Smooth and slow are the keys to safe driving on snow and ice. When you steer, accelerate and brake smoothly and efficiently. It will be safer than abrupt changes and maneuvers that can result in a loss of control.
- Give the Brakes A Break
Safe winter driving means using your brakes less. Downshift to slow your car versus applying the brakes. And if you start to slide, take your foot off of the accelerator, and turn INTO the slide versus away from it. Don’t overcorrect or you will start to slide in the other direction.
Rain – Winter Driving Tips
- Give Yourself Some Room
In wet conditions, the roads will be more slippery, especially in drier climates that don’t get much moisture. The highways and streets in Arizona, for example, have layers of dried oil, grease and other fluids on top. Driving when it’s dry is no issue at normal speeds, but when it rains, those fluids become liquid again and make the roads even more slippery. Give yourself more than the recommended one car length between you and the car in front of you.
- Don’t Be A Jerk
Like driving on snow and ice, driving in rainy conditions requires smoother, slower turns and braking. Jerky, abrupt movements will be amplified when the roads are wet and can cause a spin out. Smooth turns and slower braking will ensure you arrive safely.
- Not the Time to Cruise
Cruise control (or as I like to call it “ticket control”) is a wonderful feature when it’s dry outside. It can help you regulate speed, conserve fuel, and reduce driver fatigue. But when it’s wet and slick, it can increase your chances of losing control or not responding to fast-changing conditions rapidly.
- Middle of The Road is Best
As many of you know, roads are built with a “crown” in the middle to allow for drainage to the sides of the road. So, when driving in rainy weather, the best practice is to drive in the middle lane. There will be fewer puddles and runoff. You’ll be able to avoid the larger amounts of water safely.
- Keep ‘Em Dimmed
When headlights are on bright or high beam they will reflect off of the rain more and may impair your vision. Even if you are solo on the wide open road, keep headlights dimmed for safety.
- Wet Electronics Don’t Work
If you do break down, keep your hood closed. Even though it is an international sign of a car in distress, you can soak the electronic features of the car making it more difficult to start when roadside assistance arrives.
Floods – Winter Driving Tips
- Don’t Drive In the Deep
The rule of thumb for driving into high water areas is do not enter more than 6 inches of standing water or more than 4 inches of moving water. It doesn’t sound like much, but it can sweep you away before you know it. Stop and observe other drivers. If they’re turning around, so should you.

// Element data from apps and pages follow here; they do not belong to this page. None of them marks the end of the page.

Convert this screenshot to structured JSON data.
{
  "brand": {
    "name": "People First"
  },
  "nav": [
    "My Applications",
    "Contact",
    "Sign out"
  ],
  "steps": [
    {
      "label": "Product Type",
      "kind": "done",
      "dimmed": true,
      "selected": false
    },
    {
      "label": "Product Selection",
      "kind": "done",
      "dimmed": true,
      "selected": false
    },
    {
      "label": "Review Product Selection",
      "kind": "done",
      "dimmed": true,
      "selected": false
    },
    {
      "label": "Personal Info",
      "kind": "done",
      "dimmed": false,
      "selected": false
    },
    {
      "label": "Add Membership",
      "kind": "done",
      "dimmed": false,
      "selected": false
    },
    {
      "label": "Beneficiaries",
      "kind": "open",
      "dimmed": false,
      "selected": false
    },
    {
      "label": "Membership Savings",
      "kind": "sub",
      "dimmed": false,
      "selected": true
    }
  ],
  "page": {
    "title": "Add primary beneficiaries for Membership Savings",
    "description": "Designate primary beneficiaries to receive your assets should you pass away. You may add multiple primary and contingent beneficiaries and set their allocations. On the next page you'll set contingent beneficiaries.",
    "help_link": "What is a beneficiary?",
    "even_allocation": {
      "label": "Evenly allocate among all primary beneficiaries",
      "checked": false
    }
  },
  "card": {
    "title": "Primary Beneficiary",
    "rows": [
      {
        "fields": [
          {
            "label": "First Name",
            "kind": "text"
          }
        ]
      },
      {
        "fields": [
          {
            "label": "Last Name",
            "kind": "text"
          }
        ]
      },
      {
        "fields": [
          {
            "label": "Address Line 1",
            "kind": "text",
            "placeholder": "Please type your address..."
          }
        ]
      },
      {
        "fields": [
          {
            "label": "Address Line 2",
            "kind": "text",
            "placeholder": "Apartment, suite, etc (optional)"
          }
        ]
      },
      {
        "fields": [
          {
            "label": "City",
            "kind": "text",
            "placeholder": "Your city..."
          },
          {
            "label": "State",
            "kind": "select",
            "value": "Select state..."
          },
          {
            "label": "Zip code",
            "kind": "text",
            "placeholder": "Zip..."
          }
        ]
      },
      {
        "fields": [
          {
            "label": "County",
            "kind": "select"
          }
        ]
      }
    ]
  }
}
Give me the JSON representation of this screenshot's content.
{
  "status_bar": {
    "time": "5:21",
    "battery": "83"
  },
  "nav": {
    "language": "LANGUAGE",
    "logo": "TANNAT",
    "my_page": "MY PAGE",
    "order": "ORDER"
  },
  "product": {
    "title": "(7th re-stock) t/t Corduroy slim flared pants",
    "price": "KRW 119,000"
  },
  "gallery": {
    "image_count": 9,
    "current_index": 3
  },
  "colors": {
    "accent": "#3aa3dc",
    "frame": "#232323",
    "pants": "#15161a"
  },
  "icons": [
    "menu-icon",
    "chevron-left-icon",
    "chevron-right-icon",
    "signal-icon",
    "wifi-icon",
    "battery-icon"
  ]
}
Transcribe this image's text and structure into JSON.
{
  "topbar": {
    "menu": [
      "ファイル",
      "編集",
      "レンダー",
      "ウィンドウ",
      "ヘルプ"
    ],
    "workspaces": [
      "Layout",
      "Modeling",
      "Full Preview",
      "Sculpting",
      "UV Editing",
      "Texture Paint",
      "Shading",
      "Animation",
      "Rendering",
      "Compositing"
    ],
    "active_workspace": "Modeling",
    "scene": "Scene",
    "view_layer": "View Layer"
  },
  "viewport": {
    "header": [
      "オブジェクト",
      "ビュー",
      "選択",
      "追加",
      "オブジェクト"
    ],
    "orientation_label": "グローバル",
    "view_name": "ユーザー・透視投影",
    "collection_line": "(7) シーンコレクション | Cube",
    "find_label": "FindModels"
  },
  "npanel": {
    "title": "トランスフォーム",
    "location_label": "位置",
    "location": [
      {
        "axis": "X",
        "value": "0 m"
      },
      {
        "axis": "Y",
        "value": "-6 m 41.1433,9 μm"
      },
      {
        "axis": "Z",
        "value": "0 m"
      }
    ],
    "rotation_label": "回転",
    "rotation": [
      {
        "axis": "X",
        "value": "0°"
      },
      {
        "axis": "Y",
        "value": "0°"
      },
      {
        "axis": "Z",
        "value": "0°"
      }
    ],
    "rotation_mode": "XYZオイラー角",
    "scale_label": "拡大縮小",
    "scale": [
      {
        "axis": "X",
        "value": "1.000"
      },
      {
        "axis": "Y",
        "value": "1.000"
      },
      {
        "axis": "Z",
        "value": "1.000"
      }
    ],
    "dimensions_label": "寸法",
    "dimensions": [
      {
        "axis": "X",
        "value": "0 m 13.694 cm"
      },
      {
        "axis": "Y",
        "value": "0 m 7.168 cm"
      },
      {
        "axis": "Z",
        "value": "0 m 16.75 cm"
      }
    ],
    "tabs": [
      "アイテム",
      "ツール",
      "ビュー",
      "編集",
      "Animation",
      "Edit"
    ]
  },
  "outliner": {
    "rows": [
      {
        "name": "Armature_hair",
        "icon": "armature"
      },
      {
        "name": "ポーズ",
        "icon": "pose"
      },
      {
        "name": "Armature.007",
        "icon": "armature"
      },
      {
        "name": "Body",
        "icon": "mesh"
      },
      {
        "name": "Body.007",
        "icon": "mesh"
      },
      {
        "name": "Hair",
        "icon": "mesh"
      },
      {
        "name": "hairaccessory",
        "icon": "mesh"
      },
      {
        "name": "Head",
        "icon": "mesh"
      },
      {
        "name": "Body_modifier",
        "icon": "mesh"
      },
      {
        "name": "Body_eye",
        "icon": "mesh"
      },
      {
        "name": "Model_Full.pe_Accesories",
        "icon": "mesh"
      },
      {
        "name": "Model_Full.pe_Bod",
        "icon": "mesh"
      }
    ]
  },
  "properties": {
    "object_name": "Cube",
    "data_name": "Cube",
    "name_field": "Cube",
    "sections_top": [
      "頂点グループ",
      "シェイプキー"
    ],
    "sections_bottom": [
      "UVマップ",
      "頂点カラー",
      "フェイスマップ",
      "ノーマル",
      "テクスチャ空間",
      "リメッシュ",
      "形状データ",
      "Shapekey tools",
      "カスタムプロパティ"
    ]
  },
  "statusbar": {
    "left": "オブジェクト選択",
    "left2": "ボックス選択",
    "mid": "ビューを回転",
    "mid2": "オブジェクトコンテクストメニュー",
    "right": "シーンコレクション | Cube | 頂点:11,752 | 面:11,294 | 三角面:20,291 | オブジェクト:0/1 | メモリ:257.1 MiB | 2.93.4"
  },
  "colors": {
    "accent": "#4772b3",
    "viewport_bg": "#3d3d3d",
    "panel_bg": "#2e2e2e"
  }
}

- Slow and Steady Wins
If you do decide to cross, go through very slowly – in first gear or low. Stay to the middle (crown) of the road to be at the highest possible point. Air intake on many cars is also low at the front of the engine. Only small amounts of water can be sucked in before causing damage and performance issues. If you’re speeding, you will take in more water. Once you’re through, pull over to let the traffic behind you pass and check your brakes to make sure they are not failing due to being wet. Stop water from getting into the exhaust system by keeping the revs high by letting off the clutch or alternatively sliding the car into neutral and low. This will prevent the engine from stalling.
- Aquaplaning – Not A Superhero’s Jet
One of the scariest feelings for any driver is when you’re traveling along at a good speed and suddenly hit a patch of water and aquaplane. It is when you lose control due to the tires not being able to get any traction on the road’s surface. If you do aquaplane, hold the wheel loosely and ease off the accelerator until you regain control.
We hope these 17 Winter Driving Tips are helpful. If you need help keeping winter roads safe, we offer liquid and granular anti-icing and deicing products like Ice Slicer, AMP, Apex, Meltdown and SOS. Learn more about all of our winter products here. Or you can contact one of our sales representatives in Arizona, California, Colorado, Idaho, New Mexico, Texas, Utah, or Wyoming.
Desert Mountain Corporation – Keeping Roads Safe Since 1990